**Requirement:** Set out the records again, keeping every word as it is.

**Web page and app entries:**
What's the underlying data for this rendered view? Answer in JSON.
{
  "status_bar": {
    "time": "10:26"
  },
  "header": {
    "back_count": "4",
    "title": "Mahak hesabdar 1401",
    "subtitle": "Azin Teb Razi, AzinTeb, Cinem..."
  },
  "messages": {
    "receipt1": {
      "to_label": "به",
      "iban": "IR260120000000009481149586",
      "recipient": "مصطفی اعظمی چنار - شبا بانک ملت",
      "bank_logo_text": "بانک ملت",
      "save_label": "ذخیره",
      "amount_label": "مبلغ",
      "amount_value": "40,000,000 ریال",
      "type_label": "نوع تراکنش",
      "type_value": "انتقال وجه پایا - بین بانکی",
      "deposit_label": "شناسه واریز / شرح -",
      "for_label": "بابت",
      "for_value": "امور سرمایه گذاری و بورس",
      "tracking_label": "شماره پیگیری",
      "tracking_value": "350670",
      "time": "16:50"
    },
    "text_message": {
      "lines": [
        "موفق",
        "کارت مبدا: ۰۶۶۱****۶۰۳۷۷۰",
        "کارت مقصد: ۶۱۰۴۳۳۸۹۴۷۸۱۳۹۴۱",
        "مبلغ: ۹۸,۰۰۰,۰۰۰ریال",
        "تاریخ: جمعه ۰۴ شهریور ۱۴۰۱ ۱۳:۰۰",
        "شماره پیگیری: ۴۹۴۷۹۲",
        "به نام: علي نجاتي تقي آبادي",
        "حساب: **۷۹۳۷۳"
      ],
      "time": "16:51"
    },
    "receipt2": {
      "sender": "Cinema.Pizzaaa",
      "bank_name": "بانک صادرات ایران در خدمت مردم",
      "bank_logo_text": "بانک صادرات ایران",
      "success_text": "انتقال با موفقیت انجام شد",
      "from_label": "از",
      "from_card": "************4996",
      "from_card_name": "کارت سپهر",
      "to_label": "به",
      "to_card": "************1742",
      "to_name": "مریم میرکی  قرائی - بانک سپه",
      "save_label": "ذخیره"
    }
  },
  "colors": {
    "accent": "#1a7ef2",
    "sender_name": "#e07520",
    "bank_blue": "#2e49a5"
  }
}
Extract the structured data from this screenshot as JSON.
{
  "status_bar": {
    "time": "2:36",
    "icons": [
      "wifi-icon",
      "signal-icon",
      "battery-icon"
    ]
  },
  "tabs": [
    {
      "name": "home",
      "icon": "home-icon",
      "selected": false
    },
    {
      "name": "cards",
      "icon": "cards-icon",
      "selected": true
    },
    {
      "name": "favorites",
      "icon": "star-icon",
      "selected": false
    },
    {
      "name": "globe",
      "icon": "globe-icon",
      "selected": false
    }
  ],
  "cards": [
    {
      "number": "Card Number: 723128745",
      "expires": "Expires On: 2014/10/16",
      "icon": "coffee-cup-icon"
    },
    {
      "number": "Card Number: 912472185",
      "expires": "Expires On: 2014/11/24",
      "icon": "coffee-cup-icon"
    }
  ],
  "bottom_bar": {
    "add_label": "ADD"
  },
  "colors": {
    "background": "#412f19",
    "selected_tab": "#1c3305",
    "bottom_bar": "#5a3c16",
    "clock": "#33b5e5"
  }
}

**Solution for this exercise:**
What's the underlying data for this rendered view? Answer in JSON.
{
  "status_bar": {
    "time": "10:26"
  },
  "header": {
    "back_count": "4",
    "title": "Mahak hesabdar 1401",
    "subtitle": "Azin Teb Razi, AzinTeb, Cinem..."
  },
  "messages": {
    "receipt1": {
      "to_label": "به",
      "iban": "IR260120000000009481149586",
      "recipient": "مصطفی اعظمی چنار - شبا بانک ملت",
      "bank_logo_text": "بانک ملت",
      "save_label": "ذخیره",
      "amount_label": "مبلغ",
      "amount_value": "40,000,000 ریال",
      "type_label": "نوع تراکنش",
      "type_value": "انتقال وجه پایا - بین بانکی",
      "deposit_label": "شناسه واریز / شرح -",
      "for_label": "بابت",
      "for_value": "امور سرمایه گذاری و بورس",
      "tracking_label": "شماره پیگیری",
      "tracking_value": "350670",
      "time": "16:50"
    },
    "text_message": {
      "lines": [
        "موفق",
        "کارت مبدا: ۰۶۶۱****۶۰۳۷۷۰",
        "کارت مقصد: ۶۱۰۴۳۳۸۹۴۷۸۱۳۹۴۱",
        "مبلغ: ۹۸,۰۰۰,۰۰۰ریال",
        "تاریخ: جمعه ۰۴ شهریور ۱۴۰۱ ۱۳:۰۰",
        "شماره پیگیری: ۴۹۴۷۹۲",
        "به نام: علي نجاتي تقي آبادي",
        "حساب: **۷۹۳۷۳"
      ],
      "time": "16:51"
    },
    "receipt2": {
      "sender": "Cinema.Pizzaaa",
      "bank_name": "بانک صادرات ایران در خدمت مردم",
      "bank_logo_text": "بانک صادرات ایران",
      "success_text": "انتقال با موفقیت انجام شد",
      "from_label": "از",
      "from_card": "************4996",
      "from_card_name": "کارت سپهر",
      "to_label": "به",
      "to_card": "************1742",
      "to_name": "مریم میرکی  قرائی - بانک سپه",
      "save_label": "ذخیره"
    }
  },
  "colors": {
    "accent": "#1a7ef2",
    "sender_name": "#e07520",
    "bank_blue": "#2e49a5"
  }
}
Extract the structured data from this screenshot as JSON.
{
  "status_bar": {
    "time": "2:36",
    "icons": [
      "wifi-icon",
      "signal-icon",
      "battery-icon"
    ]
  },
  "tabs": [
    {
      "name": "home",
      "icon": "home-icon",
      "selected": false
    },
    {
      "name": "cards",
      "icon": "cards-icon",
      "selected": true
    },
    {
      "name": "favorites",
      "icon": "star-icon",
      "selected": false
    },
    {
      "name": "globe",
      "icon": "globe-icon",
      "selected": false
    }
  ],
  "cards": [
    {
      "number": "Card Number: 723128745",
      "expires": "Expires On: 2014/10/16",
      "icon": "coffee-cup-icon"
    },
    {
      "number": "Card Number: 912472185",
      "expires": "Expires On: 2014/11/24",
      "icon": "coffee-cup-icon"
    }
  ],
  "bottom_bar": {
    "add_label": "ADD"
  },
  "colors": {
    "background": "#412f19",
    "selected_tab": "#1c3305",
    "bottom_bar": "#5a3c16",
    "clock": "#33b5e5"
  }
}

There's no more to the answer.